◆ **WHAT YOU WILL DO**: I would like every line of the records below that contains the word "JSON" copied.

◆ **PROVIDED DATA**:
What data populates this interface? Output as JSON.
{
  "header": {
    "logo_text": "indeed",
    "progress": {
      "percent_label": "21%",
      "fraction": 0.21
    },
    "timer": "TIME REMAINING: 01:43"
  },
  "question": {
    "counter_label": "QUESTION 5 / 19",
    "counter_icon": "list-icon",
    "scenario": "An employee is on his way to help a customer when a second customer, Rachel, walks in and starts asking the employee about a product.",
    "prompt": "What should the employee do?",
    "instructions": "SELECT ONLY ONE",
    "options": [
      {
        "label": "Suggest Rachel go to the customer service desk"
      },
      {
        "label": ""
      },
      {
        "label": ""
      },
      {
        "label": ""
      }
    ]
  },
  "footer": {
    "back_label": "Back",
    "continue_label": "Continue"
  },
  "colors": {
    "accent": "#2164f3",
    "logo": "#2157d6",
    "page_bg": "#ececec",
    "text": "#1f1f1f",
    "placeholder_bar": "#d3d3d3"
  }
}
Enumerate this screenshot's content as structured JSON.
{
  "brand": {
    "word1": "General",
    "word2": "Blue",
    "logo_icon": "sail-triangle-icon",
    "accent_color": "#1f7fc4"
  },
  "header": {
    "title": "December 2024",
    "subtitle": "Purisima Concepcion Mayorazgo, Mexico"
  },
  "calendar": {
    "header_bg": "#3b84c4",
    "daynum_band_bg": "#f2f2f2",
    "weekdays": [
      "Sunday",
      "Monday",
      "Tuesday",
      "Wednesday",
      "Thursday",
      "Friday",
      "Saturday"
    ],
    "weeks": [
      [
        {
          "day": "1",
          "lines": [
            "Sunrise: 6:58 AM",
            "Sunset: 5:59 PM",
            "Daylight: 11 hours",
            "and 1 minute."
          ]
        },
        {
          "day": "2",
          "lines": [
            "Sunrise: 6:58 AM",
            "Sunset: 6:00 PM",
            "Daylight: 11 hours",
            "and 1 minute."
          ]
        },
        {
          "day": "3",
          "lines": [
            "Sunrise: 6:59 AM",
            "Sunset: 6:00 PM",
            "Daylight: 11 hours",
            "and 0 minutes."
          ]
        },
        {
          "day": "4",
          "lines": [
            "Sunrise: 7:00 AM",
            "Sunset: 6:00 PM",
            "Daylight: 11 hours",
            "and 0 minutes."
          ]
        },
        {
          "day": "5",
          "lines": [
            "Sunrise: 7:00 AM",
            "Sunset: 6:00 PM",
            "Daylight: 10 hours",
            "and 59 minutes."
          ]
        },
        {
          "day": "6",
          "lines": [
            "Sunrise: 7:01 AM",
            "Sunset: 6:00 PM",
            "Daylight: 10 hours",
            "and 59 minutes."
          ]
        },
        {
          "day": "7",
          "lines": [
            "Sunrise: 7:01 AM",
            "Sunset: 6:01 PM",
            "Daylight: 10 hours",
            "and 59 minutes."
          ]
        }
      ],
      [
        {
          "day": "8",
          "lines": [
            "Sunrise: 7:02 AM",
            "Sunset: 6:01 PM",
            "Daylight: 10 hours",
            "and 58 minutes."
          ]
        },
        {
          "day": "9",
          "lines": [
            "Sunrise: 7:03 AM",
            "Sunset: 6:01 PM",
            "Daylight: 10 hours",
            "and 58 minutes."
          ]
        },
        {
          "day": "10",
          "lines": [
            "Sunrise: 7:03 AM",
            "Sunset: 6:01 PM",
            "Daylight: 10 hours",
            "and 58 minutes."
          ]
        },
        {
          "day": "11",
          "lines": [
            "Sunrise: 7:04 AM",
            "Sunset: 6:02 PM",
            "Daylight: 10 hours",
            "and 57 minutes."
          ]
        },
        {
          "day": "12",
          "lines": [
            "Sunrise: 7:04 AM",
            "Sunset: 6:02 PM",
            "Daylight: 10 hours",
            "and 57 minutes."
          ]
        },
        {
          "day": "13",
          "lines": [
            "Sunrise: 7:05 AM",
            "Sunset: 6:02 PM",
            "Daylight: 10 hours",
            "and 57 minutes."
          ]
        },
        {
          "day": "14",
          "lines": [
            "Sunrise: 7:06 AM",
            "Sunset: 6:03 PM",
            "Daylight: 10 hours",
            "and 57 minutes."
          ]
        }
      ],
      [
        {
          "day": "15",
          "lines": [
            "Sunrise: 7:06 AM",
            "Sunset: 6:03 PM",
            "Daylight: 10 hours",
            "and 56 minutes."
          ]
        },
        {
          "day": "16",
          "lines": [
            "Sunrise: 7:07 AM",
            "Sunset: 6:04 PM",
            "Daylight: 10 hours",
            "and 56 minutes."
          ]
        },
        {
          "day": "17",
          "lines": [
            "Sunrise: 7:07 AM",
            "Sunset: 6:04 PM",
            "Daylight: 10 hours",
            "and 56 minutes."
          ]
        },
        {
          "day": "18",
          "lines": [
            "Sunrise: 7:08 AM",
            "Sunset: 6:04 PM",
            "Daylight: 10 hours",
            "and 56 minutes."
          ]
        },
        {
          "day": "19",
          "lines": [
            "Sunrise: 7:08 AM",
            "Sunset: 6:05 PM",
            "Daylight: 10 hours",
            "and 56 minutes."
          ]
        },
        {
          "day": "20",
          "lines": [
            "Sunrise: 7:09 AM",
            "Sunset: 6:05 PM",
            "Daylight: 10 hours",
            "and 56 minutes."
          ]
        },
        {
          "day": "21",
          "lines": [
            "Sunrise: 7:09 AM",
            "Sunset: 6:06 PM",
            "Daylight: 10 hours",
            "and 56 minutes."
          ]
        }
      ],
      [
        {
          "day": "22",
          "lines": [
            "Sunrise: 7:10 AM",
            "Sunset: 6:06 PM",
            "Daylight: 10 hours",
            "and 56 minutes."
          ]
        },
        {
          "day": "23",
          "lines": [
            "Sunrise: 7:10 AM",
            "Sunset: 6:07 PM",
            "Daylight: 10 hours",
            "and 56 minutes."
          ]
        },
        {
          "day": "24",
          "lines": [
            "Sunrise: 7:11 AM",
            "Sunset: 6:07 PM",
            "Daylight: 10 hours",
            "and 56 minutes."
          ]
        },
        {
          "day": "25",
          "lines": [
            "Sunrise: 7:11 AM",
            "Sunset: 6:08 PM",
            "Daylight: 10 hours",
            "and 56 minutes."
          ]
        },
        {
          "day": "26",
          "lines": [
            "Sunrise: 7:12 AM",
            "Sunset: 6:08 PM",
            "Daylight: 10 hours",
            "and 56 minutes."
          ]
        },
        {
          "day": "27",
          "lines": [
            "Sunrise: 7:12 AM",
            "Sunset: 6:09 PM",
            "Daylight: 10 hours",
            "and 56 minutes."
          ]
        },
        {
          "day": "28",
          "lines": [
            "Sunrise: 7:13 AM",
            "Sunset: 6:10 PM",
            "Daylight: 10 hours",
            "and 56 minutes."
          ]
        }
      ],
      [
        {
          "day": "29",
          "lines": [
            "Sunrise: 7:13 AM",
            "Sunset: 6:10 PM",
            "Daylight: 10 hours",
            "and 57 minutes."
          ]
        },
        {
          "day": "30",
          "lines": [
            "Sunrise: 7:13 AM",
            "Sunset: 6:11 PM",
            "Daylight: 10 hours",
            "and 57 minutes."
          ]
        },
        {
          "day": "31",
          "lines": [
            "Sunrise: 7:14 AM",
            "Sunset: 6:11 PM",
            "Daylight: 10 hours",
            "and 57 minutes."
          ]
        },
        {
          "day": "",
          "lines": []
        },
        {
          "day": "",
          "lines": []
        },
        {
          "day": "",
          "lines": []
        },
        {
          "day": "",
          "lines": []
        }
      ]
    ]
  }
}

◆ **SOLUTION**:
What data populates this interface? Output as JSON.
Enumerate this screenshot's content as structured JSON.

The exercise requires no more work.